#### Work instruction
The answer must be every line of the records below that holds the word "value".

#### Extracted material
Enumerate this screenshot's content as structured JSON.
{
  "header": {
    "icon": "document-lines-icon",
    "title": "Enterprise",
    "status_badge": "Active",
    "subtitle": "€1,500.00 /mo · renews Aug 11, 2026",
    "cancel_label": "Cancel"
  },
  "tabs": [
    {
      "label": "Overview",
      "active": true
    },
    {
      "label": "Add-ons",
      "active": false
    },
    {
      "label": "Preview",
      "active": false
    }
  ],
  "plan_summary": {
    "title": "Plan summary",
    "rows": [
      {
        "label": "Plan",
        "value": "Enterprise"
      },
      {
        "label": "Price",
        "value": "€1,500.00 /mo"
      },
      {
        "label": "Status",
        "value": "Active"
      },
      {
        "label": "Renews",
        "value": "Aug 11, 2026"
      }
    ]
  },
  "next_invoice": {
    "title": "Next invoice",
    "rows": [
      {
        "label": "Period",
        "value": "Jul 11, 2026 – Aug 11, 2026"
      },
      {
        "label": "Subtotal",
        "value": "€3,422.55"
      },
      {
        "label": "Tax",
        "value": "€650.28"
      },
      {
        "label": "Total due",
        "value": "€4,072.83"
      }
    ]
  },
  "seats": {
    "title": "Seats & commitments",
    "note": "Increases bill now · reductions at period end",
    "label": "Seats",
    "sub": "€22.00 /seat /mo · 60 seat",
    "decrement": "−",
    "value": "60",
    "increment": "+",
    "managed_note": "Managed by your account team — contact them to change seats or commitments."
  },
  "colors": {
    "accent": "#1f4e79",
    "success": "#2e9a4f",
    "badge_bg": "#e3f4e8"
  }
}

#### Exercise solution
        "value": "Enterprise"
        "value": "€1,500.00 /mo"
        "value": "Active"
        "value": "Aug 11, 2026"
        "value": "Jul 11, 2026 – Aug 11, 2026"
        "value": "€3,422.55"
        "value": "€650.28"
        "value": "€4,072.83"
    "value": "60",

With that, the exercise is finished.